Kristen Vitale is one of the Early Modern Studies Working Group’s New Co-coordinators and received a travel grant last spring to conduct research at the Folger Library This past July I participated in the Folger Orientation to Research Methods and Agendas Skills Course. The Library hosted twenty-six scholars from around the world to develop “a set of research-oriented literacies,” navigate the archive, and enhance our understanding of early modern book history. I left the Folger with thorough knowledge of the promised objectives and so much more. I now have a better grasp on my intended thesis project, refined paleographic proficiency, and a range of research skills that will aid in developing my ever-looming dissertation. I also gained a number of professional and personal relationships which formed with such ease that I, along with many others, viewed our meetings as pure serendipity.

Continue reading

Q&A with Katie Beene

Today’s Post is a Q&A with a new member of the EMSWG. Katie is a first year history PhD student who specializes in early modern Irish history.
1. Where are you from originally?
I am originally from a town called Evans, GA, it is just outside of Augusta, GA. For the past seven years I have been living in Villa Rica, GA, just outside of Atlanta, GA.
2. Where else have you gone to school?
I started school at the University of Georgia but switched to Georgia Southern University because it offered a degree in Hotel and Restaurant Management. I graduate from Georgia Southern in 2011 and worked in the restaurant industry for several years before coming back to school. I then went to Georgia State University for an undergraduate in history and religious studies. After I graduated with my BA in history I continued at Georgia State and earned my MA in Early Modern European History in December of 2018.

Continue reading

Report from the Folger: Enslaved and Freedwomen; Creators of the Atlantic Economy

Ricardo Raúl Salazar Rey is an Assistant Professor at the Stamford Campus of UCONN. He visited the Folger with funding from the Early Modern Studies Group.

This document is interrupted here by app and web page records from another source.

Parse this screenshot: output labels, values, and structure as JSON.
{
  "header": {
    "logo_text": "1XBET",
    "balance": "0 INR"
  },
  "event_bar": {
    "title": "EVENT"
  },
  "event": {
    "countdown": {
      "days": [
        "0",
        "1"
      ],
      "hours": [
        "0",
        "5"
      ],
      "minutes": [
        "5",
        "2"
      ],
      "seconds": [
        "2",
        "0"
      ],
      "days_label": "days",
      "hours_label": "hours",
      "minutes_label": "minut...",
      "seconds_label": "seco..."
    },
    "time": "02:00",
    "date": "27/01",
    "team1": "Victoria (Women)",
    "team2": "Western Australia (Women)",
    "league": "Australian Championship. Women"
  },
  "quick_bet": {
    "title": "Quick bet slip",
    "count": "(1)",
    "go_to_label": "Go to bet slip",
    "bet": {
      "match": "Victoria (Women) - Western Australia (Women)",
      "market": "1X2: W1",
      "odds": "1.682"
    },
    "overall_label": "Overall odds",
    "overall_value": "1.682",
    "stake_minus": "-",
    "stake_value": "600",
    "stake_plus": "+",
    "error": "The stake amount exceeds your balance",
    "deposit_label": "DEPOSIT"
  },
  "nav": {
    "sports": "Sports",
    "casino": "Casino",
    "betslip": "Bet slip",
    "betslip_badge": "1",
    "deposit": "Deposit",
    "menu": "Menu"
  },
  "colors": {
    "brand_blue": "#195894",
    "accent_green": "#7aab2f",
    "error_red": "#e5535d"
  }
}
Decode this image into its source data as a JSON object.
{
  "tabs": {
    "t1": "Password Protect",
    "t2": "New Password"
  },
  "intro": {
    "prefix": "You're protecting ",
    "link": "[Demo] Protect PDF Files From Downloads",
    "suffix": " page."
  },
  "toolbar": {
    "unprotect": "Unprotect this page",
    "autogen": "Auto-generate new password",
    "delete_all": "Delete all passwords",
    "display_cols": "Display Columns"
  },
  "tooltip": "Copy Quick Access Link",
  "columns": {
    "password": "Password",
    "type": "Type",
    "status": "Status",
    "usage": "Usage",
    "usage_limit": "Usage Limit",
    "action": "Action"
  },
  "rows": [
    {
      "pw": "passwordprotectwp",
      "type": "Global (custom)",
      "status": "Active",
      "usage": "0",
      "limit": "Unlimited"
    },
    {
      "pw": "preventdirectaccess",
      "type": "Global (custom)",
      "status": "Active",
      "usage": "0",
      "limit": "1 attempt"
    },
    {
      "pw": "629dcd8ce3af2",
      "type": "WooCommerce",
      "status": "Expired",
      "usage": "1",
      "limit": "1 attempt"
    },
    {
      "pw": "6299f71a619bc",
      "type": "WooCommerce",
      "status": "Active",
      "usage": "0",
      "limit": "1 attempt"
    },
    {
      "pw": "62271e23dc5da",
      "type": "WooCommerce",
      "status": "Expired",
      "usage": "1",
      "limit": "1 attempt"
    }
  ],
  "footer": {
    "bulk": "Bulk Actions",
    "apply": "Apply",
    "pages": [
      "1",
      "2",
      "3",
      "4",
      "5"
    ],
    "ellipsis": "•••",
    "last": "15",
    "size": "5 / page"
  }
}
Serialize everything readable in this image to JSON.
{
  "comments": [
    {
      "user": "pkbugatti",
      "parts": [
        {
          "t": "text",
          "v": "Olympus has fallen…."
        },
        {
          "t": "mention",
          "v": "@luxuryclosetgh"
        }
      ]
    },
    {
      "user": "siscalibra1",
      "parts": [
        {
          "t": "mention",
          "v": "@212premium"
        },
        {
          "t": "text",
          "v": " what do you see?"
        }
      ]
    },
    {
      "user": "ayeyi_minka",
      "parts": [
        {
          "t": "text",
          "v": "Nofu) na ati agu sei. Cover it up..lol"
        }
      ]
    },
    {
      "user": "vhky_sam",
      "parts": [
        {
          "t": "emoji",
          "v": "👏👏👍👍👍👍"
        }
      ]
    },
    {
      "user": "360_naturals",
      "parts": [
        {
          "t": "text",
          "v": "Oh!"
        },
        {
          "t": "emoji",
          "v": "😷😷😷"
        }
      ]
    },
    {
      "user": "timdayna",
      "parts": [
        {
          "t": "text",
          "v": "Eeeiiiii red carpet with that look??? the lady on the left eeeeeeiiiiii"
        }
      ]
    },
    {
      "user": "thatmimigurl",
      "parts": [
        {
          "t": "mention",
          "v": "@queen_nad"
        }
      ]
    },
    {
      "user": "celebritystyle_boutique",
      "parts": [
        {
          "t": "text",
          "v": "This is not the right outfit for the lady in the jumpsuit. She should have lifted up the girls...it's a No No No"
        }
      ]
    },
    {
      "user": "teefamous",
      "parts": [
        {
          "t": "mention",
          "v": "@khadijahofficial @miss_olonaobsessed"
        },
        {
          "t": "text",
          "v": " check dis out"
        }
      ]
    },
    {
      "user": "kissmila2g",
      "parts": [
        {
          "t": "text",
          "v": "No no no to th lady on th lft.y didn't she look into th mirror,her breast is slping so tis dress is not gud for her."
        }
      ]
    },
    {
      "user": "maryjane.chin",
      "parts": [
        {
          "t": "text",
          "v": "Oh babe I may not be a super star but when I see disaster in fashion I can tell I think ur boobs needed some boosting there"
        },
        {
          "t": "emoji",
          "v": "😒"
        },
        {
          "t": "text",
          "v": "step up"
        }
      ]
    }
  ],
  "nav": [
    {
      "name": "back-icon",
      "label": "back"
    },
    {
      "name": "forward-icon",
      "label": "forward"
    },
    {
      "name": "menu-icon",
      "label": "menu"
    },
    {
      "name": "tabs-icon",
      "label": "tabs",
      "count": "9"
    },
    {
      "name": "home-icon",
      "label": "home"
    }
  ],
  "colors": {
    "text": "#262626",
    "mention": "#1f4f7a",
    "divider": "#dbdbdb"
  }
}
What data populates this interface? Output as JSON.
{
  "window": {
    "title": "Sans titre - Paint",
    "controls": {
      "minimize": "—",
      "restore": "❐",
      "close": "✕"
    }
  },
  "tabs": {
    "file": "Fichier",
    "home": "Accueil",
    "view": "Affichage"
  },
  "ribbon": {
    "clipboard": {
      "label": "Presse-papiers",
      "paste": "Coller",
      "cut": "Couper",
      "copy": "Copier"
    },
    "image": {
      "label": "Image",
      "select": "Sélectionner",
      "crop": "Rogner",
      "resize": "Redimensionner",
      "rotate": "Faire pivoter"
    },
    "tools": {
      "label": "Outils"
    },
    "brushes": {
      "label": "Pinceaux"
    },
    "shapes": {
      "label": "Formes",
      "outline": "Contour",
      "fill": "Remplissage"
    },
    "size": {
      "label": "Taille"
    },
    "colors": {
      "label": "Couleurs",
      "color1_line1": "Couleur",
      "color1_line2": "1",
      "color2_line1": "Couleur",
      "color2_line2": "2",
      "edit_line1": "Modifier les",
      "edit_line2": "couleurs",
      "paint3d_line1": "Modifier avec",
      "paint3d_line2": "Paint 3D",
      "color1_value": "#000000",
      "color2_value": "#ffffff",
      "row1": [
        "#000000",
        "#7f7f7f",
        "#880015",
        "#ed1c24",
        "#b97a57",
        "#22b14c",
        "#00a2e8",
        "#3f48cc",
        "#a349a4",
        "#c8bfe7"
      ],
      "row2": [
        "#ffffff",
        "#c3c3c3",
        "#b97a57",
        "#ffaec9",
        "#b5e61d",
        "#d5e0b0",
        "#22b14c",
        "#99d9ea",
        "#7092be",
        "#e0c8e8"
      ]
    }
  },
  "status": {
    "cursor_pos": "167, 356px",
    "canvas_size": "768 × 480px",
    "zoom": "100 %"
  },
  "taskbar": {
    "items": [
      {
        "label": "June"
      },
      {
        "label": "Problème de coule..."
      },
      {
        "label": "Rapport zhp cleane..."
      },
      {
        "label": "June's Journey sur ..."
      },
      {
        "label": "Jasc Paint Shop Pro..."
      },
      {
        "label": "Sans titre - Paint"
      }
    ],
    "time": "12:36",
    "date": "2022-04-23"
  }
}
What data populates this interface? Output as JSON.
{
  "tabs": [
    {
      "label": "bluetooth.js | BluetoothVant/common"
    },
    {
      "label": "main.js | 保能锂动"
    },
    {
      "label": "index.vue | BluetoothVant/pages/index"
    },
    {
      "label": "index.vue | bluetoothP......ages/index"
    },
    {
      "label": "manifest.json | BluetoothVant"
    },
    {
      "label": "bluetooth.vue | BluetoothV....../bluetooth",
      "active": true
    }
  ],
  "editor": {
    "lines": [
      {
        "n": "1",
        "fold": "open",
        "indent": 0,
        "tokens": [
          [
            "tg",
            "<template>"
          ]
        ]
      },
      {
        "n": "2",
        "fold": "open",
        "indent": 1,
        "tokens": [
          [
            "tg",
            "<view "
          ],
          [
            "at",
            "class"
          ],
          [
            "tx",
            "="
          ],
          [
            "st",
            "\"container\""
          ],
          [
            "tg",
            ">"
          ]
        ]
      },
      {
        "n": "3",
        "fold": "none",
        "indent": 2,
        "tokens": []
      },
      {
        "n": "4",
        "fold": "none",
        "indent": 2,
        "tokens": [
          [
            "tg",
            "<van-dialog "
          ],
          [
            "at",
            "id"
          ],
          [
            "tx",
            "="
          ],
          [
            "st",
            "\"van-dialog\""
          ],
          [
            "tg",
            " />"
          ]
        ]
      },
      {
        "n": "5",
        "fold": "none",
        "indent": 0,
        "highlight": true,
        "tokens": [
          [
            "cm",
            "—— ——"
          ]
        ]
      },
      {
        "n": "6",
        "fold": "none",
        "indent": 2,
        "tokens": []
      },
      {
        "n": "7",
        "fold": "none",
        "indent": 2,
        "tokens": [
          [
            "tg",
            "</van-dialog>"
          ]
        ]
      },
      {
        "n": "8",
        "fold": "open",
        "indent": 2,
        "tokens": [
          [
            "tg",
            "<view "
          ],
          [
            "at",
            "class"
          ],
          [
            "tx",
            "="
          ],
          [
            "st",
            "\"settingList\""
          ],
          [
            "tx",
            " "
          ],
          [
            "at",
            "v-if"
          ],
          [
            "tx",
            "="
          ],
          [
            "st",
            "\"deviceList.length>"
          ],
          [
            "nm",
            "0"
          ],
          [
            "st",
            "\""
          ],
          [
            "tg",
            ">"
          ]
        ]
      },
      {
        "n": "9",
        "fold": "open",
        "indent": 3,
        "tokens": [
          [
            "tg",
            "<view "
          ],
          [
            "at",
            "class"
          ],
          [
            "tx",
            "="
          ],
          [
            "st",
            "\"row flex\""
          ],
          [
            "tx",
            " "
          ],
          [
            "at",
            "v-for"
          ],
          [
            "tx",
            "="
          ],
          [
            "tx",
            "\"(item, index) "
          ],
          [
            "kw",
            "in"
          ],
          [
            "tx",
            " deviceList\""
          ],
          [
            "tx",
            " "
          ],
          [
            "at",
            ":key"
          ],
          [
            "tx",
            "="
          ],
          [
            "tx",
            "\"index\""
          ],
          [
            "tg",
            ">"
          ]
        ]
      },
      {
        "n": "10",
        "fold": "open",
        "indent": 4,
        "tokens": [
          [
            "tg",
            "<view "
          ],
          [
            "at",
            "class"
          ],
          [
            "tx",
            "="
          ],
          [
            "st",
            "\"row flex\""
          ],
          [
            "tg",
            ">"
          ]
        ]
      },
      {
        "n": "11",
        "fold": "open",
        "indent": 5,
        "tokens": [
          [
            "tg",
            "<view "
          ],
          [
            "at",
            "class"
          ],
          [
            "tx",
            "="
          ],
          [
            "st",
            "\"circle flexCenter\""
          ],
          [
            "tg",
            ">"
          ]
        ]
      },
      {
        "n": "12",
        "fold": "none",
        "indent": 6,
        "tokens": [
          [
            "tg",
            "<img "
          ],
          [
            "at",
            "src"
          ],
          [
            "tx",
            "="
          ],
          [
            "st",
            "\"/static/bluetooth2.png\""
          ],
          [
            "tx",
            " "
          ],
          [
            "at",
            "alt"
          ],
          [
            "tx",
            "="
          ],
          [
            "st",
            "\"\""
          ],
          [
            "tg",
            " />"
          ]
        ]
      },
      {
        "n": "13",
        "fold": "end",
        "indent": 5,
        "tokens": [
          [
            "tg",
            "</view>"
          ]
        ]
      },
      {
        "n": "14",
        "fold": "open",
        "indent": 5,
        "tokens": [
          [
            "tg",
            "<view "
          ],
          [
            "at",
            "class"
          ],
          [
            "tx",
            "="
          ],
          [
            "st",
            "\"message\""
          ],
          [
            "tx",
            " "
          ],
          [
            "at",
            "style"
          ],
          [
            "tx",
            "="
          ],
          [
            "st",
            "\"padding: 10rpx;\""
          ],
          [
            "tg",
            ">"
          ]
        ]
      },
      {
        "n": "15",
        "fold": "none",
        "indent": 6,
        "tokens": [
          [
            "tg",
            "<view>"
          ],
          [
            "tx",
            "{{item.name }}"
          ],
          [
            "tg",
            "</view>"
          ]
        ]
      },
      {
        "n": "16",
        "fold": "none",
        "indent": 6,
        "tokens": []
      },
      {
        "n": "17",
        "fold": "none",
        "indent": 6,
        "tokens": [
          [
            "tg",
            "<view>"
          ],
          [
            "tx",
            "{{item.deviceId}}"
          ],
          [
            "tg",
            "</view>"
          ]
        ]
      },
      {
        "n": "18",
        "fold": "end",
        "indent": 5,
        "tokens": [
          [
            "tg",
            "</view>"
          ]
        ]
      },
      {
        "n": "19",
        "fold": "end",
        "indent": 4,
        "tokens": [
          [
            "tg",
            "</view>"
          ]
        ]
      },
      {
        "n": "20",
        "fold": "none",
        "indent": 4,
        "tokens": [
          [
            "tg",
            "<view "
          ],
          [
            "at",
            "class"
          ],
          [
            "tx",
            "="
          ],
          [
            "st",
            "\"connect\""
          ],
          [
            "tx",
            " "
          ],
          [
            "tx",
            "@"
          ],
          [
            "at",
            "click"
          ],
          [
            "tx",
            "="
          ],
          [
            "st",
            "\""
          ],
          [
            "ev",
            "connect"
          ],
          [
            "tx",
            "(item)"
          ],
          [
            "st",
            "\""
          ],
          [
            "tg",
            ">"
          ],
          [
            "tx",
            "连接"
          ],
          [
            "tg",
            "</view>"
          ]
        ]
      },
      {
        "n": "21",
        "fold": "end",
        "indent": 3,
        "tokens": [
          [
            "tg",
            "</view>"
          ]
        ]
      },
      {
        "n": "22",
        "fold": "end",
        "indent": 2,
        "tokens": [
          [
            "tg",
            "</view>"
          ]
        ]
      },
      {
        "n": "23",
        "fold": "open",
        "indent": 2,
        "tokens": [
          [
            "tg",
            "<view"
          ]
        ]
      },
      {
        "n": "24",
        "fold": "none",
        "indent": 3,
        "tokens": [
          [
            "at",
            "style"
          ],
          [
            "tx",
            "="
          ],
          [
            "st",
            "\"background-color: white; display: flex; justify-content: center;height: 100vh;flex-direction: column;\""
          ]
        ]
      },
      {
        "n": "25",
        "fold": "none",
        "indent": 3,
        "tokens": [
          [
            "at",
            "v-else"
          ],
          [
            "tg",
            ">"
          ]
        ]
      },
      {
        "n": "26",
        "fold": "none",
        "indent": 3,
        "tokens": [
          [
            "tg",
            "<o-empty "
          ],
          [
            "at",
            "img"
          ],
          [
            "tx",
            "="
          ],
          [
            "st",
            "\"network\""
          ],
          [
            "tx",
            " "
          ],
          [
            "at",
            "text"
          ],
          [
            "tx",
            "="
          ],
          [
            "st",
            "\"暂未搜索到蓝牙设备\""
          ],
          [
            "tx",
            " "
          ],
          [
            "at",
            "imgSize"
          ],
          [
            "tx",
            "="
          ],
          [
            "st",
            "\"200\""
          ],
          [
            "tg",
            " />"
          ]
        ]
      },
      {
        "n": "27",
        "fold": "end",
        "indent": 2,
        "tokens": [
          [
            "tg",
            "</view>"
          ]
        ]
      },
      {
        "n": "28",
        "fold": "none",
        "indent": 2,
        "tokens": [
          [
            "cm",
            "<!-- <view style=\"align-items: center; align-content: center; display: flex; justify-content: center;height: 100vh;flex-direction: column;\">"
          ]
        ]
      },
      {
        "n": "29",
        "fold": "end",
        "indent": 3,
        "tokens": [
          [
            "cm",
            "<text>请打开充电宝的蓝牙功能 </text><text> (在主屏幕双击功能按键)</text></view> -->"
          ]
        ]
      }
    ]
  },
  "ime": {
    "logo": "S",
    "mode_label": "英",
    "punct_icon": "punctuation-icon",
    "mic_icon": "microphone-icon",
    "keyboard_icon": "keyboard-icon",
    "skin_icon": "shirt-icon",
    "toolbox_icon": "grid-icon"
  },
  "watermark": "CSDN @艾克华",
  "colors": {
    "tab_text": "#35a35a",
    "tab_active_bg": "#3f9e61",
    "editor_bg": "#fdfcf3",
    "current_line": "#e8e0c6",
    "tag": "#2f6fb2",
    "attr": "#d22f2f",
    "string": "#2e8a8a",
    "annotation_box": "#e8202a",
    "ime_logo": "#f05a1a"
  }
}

Since the Renaissance of the 12th century (the real one), one of the exhilarating drivers of human innovation has been the collective learning enabled by conferences/universities/libraries, where scholars gather to discuss and sharpen their ideas. However, as a nontraditional, single parent, early career academic at a regional campus, the requirements to find, apply, and attend such academic gatherings can be a bit daunting. When my eagle-eyed mentor Mark Healey pointed out that Jennifer L. Morgan, one of my academic heroes, would be directing a yearlong colloquium on Finance, Race, and Gender in the Early Modern Atlantic World at the Folger Institute, I really wanted to participate. However, with time running out to finish my application I got stuck. In what would become a theme, the UCONN liaison Brendan Kane and others kindly reached out and helped me to understand what/how I could contribute and shepherded me through the process. Continue reading